BEGIN Entries supplied

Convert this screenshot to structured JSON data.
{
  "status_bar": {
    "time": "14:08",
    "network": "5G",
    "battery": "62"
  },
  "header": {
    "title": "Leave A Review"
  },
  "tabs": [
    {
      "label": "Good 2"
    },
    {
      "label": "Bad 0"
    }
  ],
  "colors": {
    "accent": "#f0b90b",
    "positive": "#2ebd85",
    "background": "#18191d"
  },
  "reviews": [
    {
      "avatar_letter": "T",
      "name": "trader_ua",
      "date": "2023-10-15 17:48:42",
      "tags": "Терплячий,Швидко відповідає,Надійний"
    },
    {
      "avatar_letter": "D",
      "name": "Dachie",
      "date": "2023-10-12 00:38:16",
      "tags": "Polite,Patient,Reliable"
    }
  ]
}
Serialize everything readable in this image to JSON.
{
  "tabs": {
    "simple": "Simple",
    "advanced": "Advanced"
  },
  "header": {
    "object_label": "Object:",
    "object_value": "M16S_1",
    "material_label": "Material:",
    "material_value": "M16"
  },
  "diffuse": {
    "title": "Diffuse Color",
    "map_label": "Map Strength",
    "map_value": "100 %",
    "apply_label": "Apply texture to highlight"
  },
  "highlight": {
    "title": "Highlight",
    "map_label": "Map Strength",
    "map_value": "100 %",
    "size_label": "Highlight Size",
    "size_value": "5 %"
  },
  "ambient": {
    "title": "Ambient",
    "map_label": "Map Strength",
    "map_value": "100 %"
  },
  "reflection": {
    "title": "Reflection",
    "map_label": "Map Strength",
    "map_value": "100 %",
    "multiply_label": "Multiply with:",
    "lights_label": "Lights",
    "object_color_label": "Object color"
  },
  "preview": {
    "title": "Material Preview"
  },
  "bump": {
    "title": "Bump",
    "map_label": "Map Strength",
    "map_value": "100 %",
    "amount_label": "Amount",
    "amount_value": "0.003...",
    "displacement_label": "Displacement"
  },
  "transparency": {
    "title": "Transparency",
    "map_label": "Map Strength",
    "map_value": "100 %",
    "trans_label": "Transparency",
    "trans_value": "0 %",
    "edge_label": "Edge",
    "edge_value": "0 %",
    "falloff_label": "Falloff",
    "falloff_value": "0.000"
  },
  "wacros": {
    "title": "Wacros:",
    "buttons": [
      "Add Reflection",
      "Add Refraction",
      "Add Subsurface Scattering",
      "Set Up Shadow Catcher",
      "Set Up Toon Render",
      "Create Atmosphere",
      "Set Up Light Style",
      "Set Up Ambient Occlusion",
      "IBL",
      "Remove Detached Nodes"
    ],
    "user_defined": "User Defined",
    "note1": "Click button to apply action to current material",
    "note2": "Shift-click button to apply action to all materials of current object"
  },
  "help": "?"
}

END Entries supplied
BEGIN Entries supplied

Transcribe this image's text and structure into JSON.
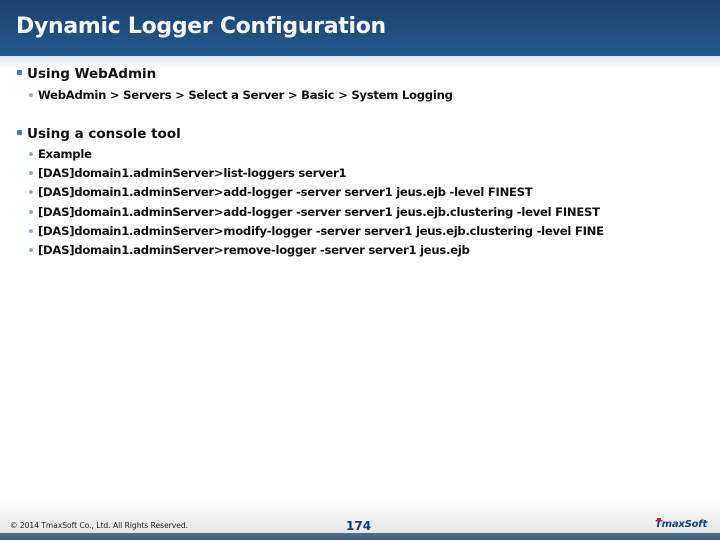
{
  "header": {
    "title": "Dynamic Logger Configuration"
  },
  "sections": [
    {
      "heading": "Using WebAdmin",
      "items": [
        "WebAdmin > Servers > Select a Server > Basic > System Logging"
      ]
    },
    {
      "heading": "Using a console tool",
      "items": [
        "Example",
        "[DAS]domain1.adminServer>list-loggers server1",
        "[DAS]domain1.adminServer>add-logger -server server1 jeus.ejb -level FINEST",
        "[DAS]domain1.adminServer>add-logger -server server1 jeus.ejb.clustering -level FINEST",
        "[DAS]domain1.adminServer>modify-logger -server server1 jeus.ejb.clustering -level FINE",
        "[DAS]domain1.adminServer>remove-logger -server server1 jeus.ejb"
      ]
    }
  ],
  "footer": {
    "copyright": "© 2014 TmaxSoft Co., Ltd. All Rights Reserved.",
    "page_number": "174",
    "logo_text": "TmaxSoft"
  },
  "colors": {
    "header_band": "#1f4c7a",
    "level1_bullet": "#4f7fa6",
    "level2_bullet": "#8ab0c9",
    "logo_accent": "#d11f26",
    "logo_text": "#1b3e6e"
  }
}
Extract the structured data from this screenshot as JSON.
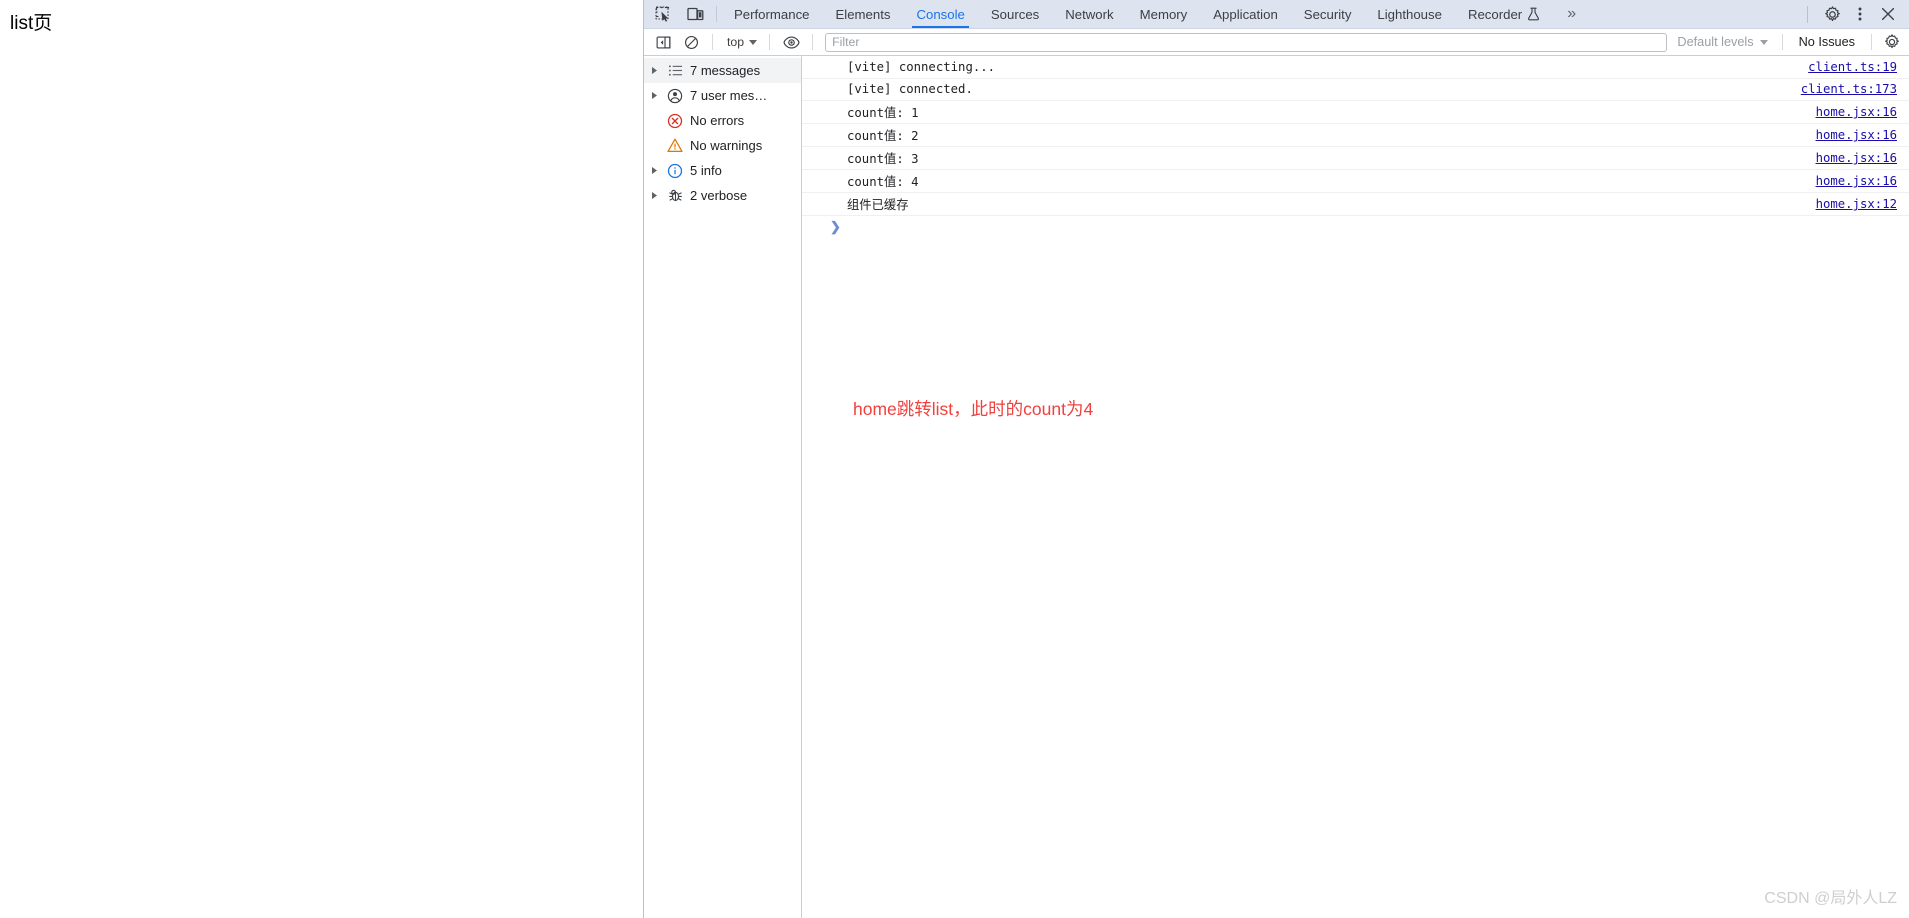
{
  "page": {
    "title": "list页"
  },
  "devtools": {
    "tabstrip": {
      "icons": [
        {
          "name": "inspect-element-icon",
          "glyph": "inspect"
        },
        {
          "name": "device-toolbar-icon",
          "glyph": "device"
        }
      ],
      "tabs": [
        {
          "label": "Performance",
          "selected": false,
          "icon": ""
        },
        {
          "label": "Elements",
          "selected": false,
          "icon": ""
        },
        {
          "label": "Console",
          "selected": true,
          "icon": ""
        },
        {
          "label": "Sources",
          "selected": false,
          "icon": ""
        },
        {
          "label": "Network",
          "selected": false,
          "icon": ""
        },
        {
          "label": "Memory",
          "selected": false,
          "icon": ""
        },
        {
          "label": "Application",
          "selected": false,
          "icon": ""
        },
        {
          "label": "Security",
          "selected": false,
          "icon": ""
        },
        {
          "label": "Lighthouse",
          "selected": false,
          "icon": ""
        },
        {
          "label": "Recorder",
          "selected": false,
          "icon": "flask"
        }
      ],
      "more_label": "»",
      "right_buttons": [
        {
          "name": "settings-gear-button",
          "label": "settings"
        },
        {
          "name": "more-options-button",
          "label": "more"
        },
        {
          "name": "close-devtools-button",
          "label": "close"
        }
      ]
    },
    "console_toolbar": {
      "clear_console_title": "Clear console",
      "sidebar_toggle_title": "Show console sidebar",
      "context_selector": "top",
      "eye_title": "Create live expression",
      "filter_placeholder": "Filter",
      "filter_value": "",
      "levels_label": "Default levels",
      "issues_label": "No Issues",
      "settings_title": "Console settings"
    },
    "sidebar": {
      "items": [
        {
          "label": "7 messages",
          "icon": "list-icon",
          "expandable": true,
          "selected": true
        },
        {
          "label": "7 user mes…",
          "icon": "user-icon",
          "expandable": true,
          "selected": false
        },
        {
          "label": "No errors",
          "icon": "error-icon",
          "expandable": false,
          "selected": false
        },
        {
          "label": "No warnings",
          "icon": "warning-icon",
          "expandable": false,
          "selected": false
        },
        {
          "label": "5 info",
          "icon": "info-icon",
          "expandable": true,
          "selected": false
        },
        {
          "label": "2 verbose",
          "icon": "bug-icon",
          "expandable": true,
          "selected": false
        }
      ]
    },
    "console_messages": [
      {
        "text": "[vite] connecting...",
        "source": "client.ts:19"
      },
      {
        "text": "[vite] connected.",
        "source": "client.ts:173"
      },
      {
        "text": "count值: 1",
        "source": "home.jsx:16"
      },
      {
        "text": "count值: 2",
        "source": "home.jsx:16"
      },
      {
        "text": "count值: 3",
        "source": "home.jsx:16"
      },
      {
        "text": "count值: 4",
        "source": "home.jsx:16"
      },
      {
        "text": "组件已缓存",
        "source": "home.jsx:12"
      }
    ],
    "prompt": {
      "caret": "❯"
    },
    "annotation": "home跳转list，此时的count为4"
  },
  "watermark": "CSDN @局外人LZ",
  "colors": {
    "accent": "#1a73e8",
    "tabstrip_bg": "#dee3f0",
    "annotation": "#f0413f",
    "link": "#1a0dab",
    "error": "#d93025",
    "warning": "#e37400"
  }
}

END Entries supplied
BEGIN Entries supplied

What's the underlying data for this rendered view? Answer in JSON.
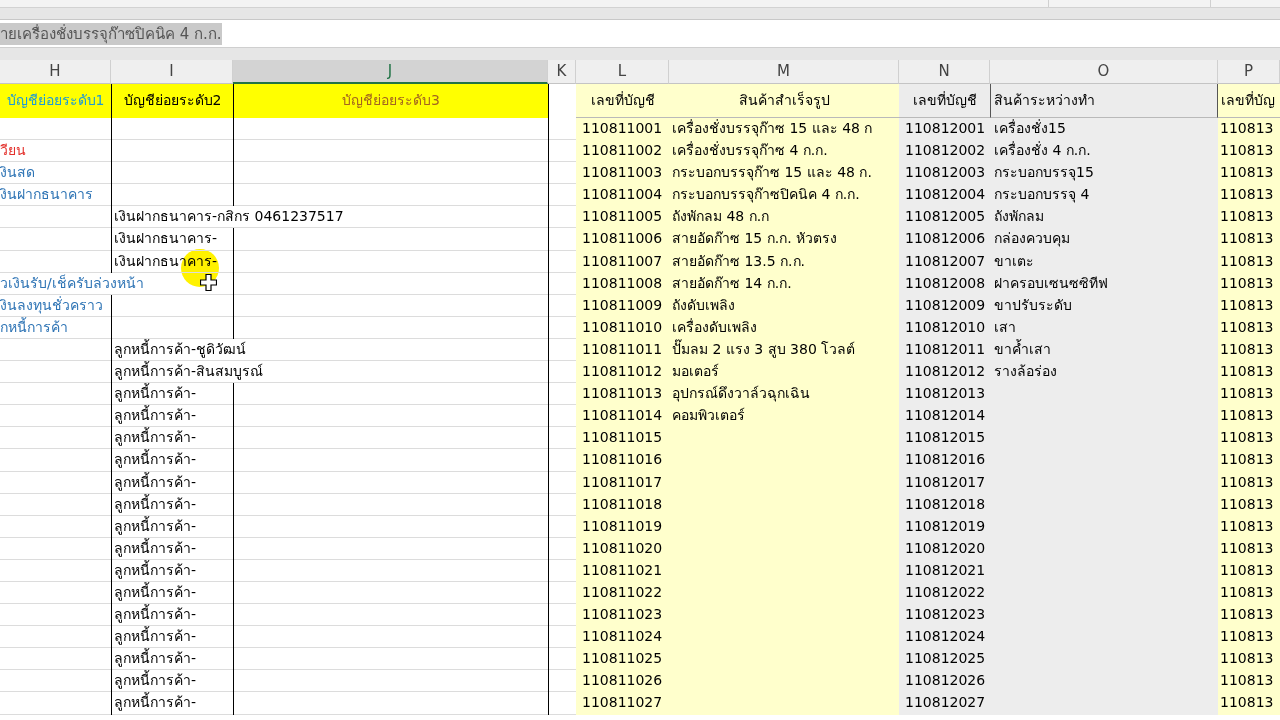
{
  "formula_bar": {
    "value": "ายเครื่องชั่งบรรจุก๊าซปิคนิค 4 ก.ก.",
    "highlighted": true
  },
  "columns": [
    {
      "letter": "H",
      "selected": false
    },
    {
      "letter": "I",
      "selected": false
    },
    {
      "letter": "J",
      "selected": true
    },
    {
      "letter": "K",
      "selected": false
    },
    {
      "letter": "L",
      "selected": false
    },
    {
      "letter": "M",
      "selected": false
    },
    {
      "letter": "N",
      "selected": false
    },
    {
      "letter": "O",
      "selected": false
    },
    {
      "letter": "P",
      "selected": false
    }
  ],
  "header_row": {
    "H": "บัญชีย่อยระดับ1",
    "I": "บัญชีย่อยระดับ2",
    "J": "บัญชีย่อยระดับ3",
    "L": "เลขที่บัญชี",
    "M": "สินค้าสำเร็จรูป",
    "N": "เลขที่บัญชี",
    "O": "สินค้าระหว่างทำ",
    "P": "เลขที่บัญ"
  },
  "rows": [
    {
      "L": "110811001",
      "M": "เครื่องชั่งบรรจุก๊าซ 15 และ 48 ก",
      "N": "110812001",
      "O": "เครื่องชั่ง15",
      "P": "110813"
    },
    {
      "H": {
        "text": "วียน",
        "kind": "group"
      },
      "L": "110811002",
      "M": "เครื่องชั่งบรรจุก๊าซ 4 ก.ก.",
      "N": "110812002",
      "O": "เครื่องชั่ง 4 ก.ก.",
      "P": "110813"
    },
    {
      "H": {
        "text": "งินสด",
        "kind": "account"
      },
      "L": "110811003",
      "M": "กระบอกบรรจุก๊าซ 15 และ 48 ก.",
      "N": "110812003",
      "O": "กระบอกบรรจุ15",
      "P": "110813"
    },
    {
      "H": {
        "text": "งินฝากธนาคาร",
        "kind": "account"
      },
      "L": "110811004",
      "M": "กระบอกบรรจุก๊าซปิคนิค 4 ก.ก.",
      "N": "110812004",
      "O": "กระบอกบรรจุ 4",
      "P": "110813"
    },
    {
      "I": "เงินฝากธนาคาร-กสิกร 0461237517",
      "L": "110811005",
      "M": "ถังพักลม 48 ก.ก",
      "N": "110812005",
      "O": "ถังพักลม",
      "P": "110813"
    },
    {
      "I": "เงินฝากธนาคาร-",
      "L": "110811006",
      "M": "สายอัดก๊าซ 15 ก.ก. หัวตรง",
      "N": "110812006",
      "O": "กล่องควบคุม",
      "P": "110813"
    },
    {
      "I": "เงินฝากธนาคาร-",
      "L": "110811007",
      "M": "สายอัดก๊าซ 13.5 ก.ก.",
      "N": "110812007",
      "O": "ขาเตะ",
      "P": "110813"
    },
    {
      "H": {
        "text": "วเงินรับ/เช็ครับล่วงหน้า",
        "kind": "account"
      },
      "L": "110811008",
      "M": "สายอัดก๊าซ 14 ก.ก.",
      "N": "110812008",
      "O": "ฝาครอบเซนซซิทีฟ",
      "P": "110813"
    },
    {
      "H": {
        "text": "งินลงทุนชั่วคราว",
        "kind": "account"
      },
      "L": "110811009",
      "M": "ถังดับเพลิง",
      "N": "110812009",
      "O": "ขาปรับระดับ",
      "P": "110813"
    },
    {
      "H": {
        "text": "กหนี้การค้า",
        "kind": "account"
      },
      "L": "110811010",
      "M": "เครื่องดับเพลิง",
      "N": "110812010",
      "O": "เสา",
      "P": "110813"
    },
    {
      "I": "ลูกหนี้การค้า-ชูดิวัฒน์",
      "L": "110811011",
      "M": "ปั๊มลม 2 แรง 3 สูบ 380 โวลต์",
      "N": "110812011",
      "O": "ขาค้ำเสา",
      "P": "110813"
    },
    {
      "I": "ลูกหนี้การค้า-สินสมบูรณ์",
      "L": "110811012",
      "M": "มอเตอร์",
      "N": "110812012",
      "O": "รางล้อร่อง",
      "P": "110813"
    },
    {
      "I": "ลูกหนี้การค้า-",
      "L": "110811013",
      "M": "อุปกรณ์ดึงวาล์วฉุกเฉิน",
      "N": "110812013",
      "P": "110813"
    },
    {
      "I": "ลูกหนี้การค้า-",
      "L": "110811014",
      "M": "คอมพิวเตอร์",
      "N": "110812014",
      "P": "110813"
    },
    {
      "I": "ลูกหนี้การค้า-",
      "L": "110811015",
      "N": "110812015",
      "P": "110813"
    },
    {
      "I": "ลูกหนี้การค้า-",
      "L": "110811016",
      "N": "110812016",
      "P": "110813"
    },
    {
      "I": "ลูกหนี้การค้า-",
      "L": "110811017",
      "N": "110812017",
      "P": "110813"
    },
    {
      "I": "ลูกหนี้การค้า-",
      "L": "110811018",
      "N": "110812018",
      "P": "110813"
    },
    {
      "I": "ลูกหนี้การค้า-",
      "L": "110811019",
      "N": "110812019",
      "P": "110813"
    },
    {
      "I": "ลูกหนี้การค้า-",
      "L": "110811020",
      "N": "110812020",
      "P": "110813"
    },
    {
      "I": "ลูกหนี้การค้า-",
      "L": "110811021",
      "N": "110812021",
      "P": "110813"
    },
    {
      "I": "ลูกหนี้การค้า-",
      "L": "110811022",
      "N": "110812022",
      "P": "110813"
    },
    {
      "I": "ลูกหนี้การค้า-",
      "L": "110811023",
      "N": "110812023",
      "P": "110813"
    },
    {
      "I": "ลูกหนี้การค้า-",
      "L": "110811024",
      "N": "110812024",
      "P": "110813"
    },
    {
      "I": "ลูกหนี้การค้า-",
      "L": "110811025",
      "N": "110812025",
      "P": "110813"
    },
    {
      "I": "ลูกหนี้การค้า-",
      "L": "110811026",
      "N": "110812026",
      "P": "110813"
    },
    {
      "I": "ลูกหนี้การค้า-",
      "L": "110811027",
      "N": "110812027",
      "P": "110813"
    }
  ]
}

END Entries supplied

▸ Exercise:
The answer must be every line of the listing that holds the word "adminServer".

▸ Output for this task:
        "[DAS]domain1.adminServer>list-loggers server1",
        "[DAS]domain1.adminServer>add-logger -server server1 jeus.ejb -level FINEST",
        "[DAS]domain1.adminServer>add-logger -server server1 jeus.ejb.clustering -level FINEST",
        "[DAS]domain1.adminServer>modify-logger -server server1 jeus.ejb.clustering -level FINE",
        "[DAS]domain1.adminServer>remove-logger -server server1 jeus.ejb"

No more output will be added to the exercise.